Pension reform after Covid-19

After years of momentum in building better long-term savings habits in the UK, this golden era of progress is in danger of coming to an end.

There is a real risk that Covid-19 will have an impact on even short to medium-term saving.

But worryingly, there is already an existing problem; almost half of 22 to 29-year-olds are still not saving enough for the future.

Auto-enrolment has been a powerful tool that relies on inertia to boost retirement planning – around 10m people now save into a workplace pension.

In less than a decade, it has turbo-charged the number of adequate savers in the UK – those putting away the recommended minimum 12 per cent – to a record high of 60 per cent, giving more people a better chance of retiring in safety and security. 

However, we should not celebrate prematurely.

Auto-enrolment has not been a silver bullet and despite there being a 21 percentage point increase in the number of young people saving adequately since 2017 (from 30 per cent to 51 per cent), they still fall below the national average of 60 per cent.

There is still the danger of this progress plateauing, as there are currently no further increases in contributions planned.

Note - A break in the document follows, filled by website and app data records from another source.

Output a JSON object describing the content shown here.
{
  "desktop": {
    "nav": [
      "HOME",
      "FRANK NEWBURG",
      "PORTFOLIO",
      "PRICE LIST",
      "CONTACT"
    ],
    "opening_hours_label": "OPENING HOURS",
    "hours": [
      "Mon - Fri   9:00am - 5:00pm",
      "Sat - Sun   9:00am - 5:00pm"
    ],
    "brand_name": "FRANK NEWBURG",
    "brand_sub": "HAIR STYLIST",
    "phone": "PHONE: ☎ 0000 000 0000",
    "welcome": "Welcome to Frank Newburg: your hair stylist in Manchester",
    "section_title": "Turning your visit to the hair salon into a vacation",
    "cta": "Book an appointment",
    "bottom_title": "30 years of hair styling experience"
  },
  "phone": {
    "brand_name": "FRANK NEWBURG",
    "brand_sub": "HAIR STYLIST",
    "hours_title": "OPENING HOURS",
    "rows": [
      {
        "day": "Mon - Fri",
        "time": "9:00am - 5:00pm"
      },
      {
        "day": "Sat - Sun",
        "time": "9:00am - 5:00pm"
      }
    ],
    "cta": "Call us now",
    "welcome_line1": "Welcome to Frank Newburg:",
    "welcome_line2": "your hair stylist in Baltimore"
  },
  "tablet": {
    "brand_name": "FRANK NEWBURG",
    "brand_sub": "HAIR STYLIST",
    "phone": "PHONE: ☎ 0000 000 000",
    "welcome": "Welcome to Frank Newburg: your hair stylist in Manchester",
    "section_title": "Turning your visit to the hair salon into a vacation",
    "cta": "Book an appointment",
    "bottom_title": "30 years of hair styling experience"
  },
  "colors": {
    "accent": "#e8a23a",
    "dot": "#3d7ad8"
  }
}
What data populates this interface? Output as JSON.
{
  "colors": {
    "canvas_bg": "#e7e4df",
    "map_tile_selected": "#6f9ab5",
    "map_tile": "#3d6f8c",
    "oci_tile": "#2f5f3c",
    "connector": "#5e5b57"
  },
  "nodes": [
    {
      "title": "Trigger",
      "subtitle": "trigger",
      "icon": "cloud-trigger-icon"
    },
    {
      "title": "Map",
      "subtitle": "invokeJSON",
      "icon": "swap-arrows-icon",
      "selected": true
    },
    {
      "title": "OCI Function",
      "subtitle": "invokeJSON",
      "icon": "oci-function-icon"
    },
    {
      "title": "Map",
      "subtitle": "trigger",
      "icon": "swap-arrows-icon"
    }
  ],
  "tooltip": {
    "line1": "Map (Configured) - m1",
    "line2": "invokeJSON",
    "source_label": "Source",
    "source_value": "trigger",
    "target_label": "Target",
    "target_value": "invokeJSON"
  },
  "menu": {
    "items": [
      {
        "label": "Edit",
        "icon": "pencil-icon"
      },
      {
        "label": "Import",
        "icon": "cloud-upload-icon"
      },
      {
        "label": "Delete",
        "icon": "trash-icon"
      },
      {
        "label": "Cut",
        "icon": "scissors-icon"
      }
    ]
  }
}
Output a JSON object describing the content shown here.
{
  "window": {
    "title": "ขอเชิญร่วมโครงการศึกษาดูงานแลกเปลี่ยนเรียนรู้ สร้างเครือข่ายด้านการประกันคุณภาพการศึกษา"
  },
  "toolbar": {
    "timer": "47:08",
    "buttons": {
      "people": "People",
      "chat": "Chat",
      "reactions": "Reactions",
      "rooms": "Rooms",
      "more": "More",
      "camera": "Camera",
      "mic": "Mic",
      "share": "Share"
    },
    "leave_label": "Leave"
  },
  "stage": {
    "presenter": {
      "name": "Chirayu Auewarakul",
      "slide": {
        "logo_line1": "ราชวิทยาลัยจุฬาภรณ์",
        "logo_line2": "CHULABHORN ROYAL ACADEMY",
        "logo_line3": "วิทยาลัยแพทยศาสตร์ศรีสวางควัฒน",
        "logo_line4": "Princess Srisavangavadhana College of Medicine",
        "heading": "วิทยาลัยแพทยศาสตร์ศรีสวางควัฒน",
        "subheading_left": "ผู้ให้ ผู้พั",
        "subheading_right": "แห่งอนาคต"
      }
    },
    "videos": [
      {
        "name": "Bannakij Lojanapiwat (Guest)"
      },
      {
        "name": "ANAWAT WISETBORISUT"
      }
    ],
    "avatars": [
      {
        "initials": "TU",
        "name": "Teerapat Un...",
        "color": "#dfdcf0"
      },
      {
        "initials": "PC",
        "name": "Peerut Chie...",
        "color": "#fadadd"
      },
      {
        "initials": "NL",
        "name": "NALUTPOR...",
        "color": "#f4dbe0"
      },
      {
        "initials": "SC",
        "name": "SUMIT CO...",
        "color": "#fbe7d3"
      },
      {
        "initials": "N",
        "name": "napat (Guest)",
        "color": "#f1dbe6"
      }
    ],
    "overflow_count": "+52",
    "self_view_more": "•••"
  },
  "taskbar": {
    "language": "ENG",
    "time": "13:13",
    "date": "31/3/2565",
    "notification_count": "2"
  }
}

Another key area of concern is that auto-enrolment excludes some of the nation’s youngest savers; employees aged 22 and above benefit from the scheme but there have been calls for this to be lowered to 18-years-old.

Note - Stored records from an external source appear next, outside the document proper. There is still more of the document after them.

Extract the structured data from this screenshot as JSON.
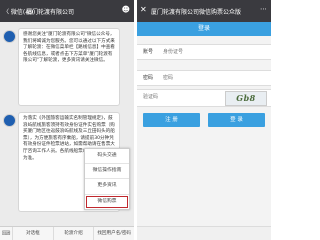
{
  "left": {
    "top_bar": {
      "back_label": "〈 微信(49)",
      "title": "厦门轮渡有限公司"
    },
    "message1": "感谢您关注\"厦门轮渡有限公司\"微信公众号，我们将竭诚为您服务。您可以通过以下方式来了解轮渡：在微信菜单栏【路线信息】中查看各航线信息，或者点击下方菜单\"厦门轮渡有限公司\"了解轮渡，更多资讯请关注微信。",
    "message2": "为落实《外国旅客运输实名制管理规定》，鼓浪屿航线旅客须持有效身份证件实名购票（购买厦门地区往返鼓浪屿航线及三丘田码头的船票），为方便旅客有序乘船，请提前30分钟凭有效身份证件检票进站，如需帮助请在售票大厅咨询工作人员。各航线船票以实际售票情况为准。",
    "menu": [
      "码头交通",
      "微信操作指南",
      "更多资讯",
      "微信购票"
    ],
    "bottom_menu": [
      "对话框",
      "轮渡介绍",
      "找回用户名/密码"
    ]
  },
  "right": {
    "top_bar": {
      "title": "厦门轮渡有限公司微信购票公众版"
    },
    "login_header": "登录",
    "fields": {
      "account_label": "账号",
      "account_placeholder": "身份证号",
      "password_label": "密码",
      "password_placeholder": "密码",
      "captcha_placeholder": "验证码",
      "captcha_text": "G‍b‍8"
    },
    "buttons": {
      "register": "注 册",
      "login": "登 录"
    }
  }
}
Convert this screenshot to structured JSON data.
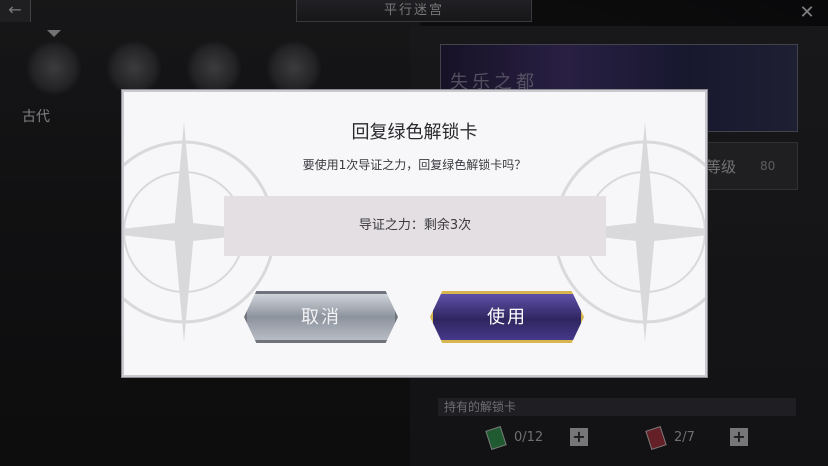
{
  "header": {
    "title": "平行迷宫",
    "back_icon": "arrow-left-icon",
    "close_icon": "close-icon"
  },
  "eras": {
    "selected_label": "古代"
  },
  "right_panel": {
    "banner_title": "失乐之都",
    "level_label": "等级",
    "level_value": "80",
    "owned_label": "持有的解锁卡",
    "green_count": "0/12",
    "red_count": "2/7",
    "plus": "+"
  },
  "dialog": {
    "title": "回复绿色解锁卡",
    "message": "要使用1次导证之力，回复绿色解锁卡吗？",
    "info": "导证之力：剩余3次",
    "cancel_label": "取消",
    "use_label": "使用"
  },
  "colors": {
    "use_border": "#d7b54f",
    "green_card": "#3aa55a",
    "red_card": "#b73a48"
  }
}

There have also been calls from the industry to reduce or remove the earnings threshold of £10,000, but there are no signs of change here.

By not making either of these changes, the UK’s youngest workers are missing out on vital contributions to help boost their retirement pots. 

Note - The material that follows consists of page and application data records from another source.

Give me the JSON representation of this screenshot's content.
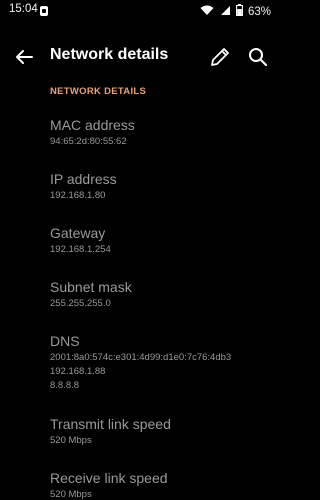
{
  "status_bar": {
    "time": "15:04",
    "battery": "63%",
    "icons": [
      "notification-icon",
      "wifi-icon",
      "signal-icon",
      "battery-icon"
    ]
  },
  "app_bar": {
    "title": "Network details",
    "icons": [
      "back-arrow-icon",
      "pencil-icon",
      "search-icon"
    ]
  },
  "section_header": "NETWORK DETAILS",
  "colors": {
    "accent": "#e8a27c",
    "background": "#000000",
    "secondary_text": "#9a9a9a"
  },
  "items": [
    {
      "label": "MAC address",
      "values": [
        "94:65:2d:80:55:62"
      ]
    },
    {
      "label": "IP address",
      "values": [
        "192.168.1.80"
      ]
    },
    {
      "label": "Gateway",
      "values": [
        "192.168.1.254"
      ]
    },
    {
      "label": "Subnet mask",
      "values": [
        "255.255.255.0"
      ]
    },
    {
      "label": "DNS",
      "values": [
        "2001:8a0:574c:e301:4d99:d1e0:7c76:4db3",
        "192.168.1.88",
        "8.8.8.8"
      ]
    },
    {
      "label": "Transmit link speed",
      "values": [
        "520 Mbps"
      ]
    },
    {
      "label": "Receive link speed",
      "values": [
        "520 Mbps"
      ]
    }
  ]
}
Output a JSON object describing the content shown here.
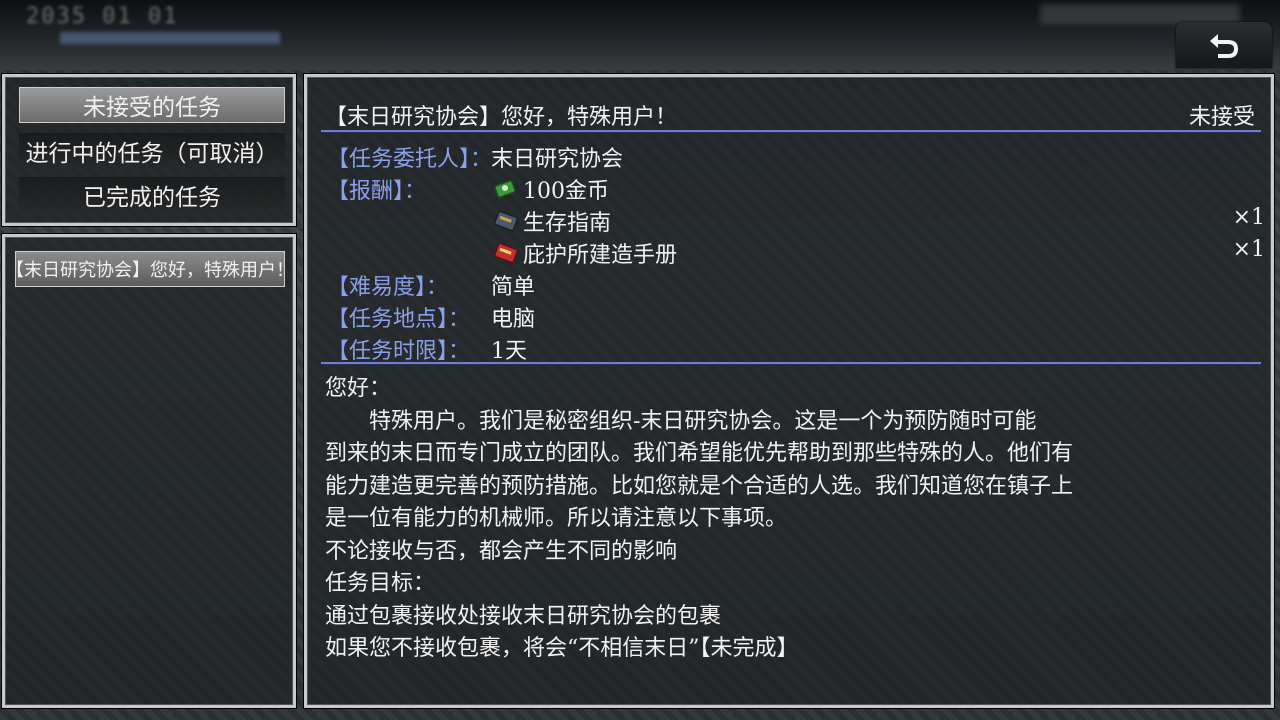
{
  "header": {
    "hud_text": "2035 01 01",
    "back_icon": "back-arrow-icon"
  },
  "categories": [
    {
      "label": "未接受的任务",
      "selected": true
    },
    {
      "label": "进行中的任务（可取消）",
      "selected": false
    },
    {
      "label": "已完成的任务",
      "selected": false
    }
  ],
  "quests": [
    {
      "label": "【末日研究协会】您好，特殊用户！"
    }
  ],
  "detail": {
    "title": "【末日研究协会】您好，特殊用户！",
    "status": "未接受",
    "client_label": "【任务委托人】：",
    "client_value": "末日研究协会",
    "reward_label": "【报酬】：",
    "rewards": [
      {
        "name": "100金币",
        "icon": "money-icon",
        "qty": ""
      },
      {
        "name": "生存指南",
        "icon": "book-icon",
        "qty": "×1"
      },
      {
        "name": "庇护所建造手册",
        "icon": "manual-icon",
        "qty": "×1"
      }
    ],
    "difficulty_label": "【难易度】：",
    "difficulty_value": "简单",
    "location_label": "【任务地点】：",
    "location_value": "电脑",
    "time_label": "【任务时限】：",
    "time_value": "1天",
    "description_lines": [
      "您好：",
      "　　特殊用户。我们是秘密组织-末日研究协会。这是一个为预防随时可能",
      "到来的末日而专门成立的团队。我们希望能优先帮助到那些特殊的人。他们有",
      "能力建造更完善的预防措施。比如您就是个合适的人选。我们知道您在镇子上",
      "是一位有能力的机械师。所以请注意以下事项。",
      "不论接收与否，都会产生不同的影响",
      "任务目标：",
      "通过包裹接收处接收末日研究协会的包裹",
      "如果您不接收包裹，将会“不相信末日”【未完成】"
    ]
  },
  "colors": {
    "label_blue": "#8aa0e8",
    "divider": "#6f80c8",
    "panel_border": "#c9c9c9"
  }
}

‘Multi-jobbers’ missing out

It is not just young workers who are at a disadvantage. There are 6.8m people in the UK who have more than one job, so their income is split across multiple employers.

This can mean these ‘multi-jobbers’ miss out on much-needed pensions contributions as they fall short of the minimum earnings threshold for each employment. 

The government reviews the earnings threshold annually and has maintained this at £10,000, which means that it has reduced in real terms. However, in order to make a material difference to multi-jobbers, a significant reduction or abolishment would be required. 

Whether it is our physical or financial health, Covid-19 has proven it does not discriminate.

One in four people are concerned about their ability to pay for essentials since the outbreak.

Understandably, many do not see retirement saving as a priority in the face of short-term financial worries and 3.7m people have told Scottish Widows they have reduced or ceased saving for retirement. 

The tension between long-term savings and short-term priorities is not new.

Prior to Covid-19 many Brits were already at risk of pensioner poverty, with 40 per cent failing to save adequately and 15 per cent still not saving anything.